In less than ten minutes Heller heard a loud snort and, looking up, saw three gorals standing on a ledge seventy-five yards above him. He fired twice but missed and the animals disappeared around a corner of the hill. A few hundred yards farther on he saw a single old ram but his two shots apparently had no effect.
Meanwhile I had continued along the hillside not far from the summit for a mile or more without seeing an animal. Fresh tracks were everywhere and well-cut trails crossed and recrossed among the rocks and grass. I had reached an impassable precipice and was returning across a steep slope when seven gorals jumped out of the grass where they had been lying asleep. I was in a thick grove of pine trees and fired twice in quick succession as the animals appeared through the branches, but missed both times.
I ran out from the trees but the gorals were then nearly two hundred yards away. One big ram had left the herd and was trotting along broadside on. I aimed just in front of him and pulled the trigger as his head appeared in the peep sight. He turned a beautiful somersault and rolled over and over down the hill, finally disappearing in the bushes at the edge of the water.
The other gorals had disappeared, but a few seconds later I saw a small one slowly skirting the rocks on the very summit of the hill. The first shot kicked the dirt beside him, but the second broke his leg and he ran behind a huge boulder. I rested the little Mannlicher on the trunk of a tree, covering the edge of the rock with the ivory head of the front sight and waited. I was perfectly sure that the goral would try to steal out, and in two or three minutes his head appeared. I fired instantly, boring him through both shoulders, and he rolled over and over stone dead lodging against a rock not fifty yards from where we stood.

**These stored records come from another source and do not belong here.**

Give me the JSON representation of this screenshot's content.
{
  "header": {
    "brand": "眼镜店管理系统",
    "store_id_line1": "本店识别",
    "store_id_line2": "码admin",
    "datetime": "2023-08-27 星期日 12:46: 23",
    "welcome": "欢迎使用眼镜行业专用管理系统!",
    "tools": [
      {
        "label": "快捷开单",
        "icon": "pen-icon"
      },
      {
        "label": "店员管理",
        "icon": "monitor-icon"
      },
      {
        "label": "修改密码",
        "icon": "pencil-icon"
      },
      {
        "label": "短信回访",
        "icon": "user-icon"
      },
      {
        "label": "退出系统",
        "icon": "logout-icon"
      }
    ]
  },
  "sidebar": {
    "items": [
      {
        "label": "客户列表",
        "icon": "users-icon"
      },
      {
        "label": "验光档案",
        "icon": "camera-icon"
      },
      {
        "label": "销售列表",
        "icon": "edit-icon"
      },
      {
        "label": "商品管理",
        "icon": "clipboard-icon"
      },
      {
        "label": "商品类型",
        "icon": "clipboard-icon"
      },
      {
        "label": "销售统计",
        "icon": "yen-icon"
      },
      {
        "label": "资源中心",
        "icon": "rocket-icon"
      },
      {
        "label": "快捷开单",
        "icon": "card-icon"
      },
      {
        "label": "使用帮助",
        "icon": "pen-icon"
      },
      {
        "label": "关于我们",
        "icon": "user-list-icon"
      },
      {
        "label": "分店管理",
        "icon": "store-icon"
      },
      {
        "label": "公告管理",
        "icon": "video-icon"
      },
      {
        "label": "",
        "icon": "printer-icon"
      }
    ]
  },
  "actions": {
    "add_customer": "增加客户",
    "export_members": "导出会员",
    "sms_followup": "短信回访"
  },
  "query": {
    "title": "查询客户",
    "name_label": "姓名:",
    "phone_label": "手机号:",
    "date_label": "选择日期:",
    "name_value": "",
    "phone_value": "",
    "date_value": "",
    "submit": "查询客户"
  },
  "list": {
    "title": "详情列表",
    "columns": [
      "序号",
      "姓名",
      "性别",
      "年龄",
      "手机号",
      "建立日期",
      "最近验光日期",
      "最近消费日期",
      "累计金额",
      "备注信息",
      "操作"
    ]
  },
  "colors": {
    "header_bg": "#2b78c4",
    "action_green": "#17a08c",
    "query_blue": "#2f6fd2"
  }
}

The two natives were wild with excitement and, yelling at the top of their lungs, ran up the hill like goats to bring the animal down to me. It was a young male in full summer coat, and with horns about two inches long. Our pleasure was somewhat dampened, however, when we went to recover the first goral for we found that when it had landed in the grass at the edge of the river it had either rolled or crawled into the water. We searched along the bank for half a mile but without success and returned to Hui-yao just in time for tiffin.
In the afternoon we shifted camp to a beautiful little grove on the opposite side of the river behind the hunting grounds. Heller, instead of going over with the caravan, went back along the rim of the gorge in the pine forest where he could look across the river to the hill on which we had hunted in the morning. With his field glasses he discovered five gorals in an open meadow, and opened fire. It was long shooting but the animals did not know which way to run, and he killed three of the herd before they disappeared. Our first day had, therefore, netted us one deer and four gorals which was better than at any other camp we had had in China.